I carry a positive attitude into the school, eager to learn what goes on during our child's day. Our kids, the boys in  particular, tell us nothing. The nightly discourse goes something like this:

Q. "What did you do at school today?"
A. “Nothing.”
Q. “Nothing?”
A. "Learned stuff."
Q "Like what?"
A "I don't know."
Q Who sits at your table?
A "I forget."
Q. “What did you do at recess?”


They think evasive answers deter me. But tomorrow is a new day with more fruitless questioning.

At parent's night, lamentably, shortly after the opening "Thank you for coming tonight..." I tune out quite by accident.  It's like when a waitress lists the night’s specials. I hear the first one and try to picture it. Meanwhile, she's on auto-pilot rattling off the dishes she's memorized. I can't conceptualize the first dish and listen to the following ones at the  same time. That's multitasking, which is physiologically impossible. Once I go back to listening I'm lost and then just  nod my head till she leaves and ask someone at the table what was said. When I'm driving with the family, I tune out  everything. If I notice voices trying to get my attention, I ask my wife to repeat what was said. The kids do that, too.  We always ask Mommy to repeat what someone else said when we didn't hear/weren't listening. (Try this in your home!)

Back at Parent’s Night, it's not long after I start pondering the teacher’s first bullet item that the classroom triggers a  Pavlovian response cultivated over 17 years of schooling and my mind wanders here, there, and everywhere. Once I  realize that I'm lost, there’s no getting back in the groove. I can't even ask a question for fear of looking like an idiot.  What's the point? I'll only forget what was said - and I can always ask Mommy what I missed.

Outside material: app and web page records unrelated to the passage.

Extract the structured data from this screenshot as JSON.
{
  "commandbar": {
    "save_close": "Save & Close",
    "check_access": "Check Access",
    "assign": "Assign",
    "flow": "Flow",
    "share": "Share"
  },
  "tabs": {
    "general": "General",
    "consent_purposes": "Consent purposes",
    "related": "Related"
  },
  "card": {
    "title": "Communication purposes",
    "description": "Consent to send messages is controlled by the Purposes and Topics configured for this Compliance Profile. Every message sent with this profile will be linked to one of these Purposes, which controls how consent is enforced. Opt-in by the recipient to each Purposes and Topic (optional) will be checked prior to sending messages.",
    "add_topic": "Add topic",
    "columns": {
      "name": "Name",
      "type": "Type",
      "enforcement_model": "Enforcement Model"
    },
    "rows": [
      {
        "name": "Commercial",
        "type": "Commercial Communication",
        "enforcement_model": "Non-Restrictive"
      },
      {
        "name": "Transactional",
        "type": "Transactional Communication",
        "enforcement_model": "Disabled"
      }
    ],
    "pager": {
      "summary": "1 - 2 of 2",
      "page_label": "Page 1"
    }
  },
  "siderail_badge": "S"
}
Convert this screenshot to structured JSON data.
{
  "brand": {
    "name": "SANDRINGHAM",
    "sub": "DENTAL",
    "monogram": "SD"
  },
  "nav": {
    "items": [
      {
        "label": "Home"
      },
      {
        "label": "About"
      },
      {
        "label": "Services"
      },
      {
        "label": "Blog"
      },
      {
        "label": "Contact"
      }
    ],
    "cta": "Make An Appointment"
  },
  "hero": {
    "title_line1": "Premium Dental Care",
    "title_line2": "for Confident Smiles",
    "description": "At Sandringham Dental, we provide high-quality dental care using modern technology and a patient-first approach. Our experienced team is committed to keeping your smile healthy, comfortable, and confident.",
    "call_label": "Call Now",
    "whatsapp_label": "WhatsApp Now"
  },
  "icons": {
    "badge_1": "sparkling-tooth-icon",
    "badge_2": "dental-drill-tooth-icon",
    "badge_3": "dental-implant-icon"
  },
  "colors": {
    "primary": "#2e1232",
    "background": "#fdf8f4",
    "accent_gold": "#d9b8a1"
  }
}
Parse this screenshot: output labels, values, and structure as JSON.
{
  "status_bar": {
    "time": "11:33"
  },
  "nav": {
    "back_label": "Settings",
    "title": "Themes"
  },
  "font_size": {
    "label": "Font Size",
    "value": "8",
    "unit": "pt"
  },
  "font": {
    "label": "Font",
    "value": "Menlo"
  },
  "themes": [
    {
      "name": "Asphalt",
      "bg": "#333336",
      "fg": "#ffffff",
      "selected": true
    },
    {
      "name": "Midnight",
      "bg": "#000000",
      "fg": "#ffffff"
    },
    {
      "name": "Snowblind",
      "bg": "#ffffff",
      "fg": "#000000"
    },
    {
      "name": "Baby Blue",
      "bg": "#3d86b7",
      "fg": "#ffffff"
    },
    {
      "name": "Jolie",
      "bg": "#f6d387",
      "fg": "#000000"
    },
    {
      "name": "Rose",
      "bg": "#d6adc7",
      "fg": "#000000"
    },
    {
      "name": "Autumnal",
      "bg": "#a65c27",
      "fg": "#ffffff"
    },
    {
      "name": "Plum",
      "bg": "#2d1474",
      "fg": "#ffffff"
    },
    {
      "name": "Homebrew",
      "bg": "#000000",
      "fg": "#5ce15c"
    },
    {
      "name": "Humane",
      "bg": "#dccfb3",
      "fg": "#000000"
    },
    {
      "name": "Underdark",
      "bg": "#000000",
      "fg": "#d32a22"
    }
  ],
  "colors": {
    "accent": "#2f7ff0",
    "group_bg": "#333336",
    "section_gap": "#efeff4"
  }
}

One thing I picked up at these affairs is you can expect to find one of two types of teachers on Parent's Night. First,  there is the highly motivated teacher who is eager to employ the latest teaching theories. The second type is the one  who has taught before. No doubt, both types deserve our love and support to the extent that they don't grow  complacent.

The teachers deserving of the most praise, however, are those who assign the least amount of homework. Do their  pupils learn any less? Someone should apply for a grant to study that. Summer is a nice break from the blessing of overseeing homework.

When our little angel was in first grade, one of her weekly assignments was to cut letters out of magazines and paste  them together, like a ransom note, displaying the week’s spelling words. She did not persist at this pointless preschool task. It fell to me to do most of the cutting. I still can’t spell well, proving the exercise was pointless. Mercifully, her  younger brothers were spared that task.

In summary, it’s time for back-to-school. Compared to the Monmouth County Youth Detention Center, a possible  alternative, it’s not that bad.








Powered by eDirectory™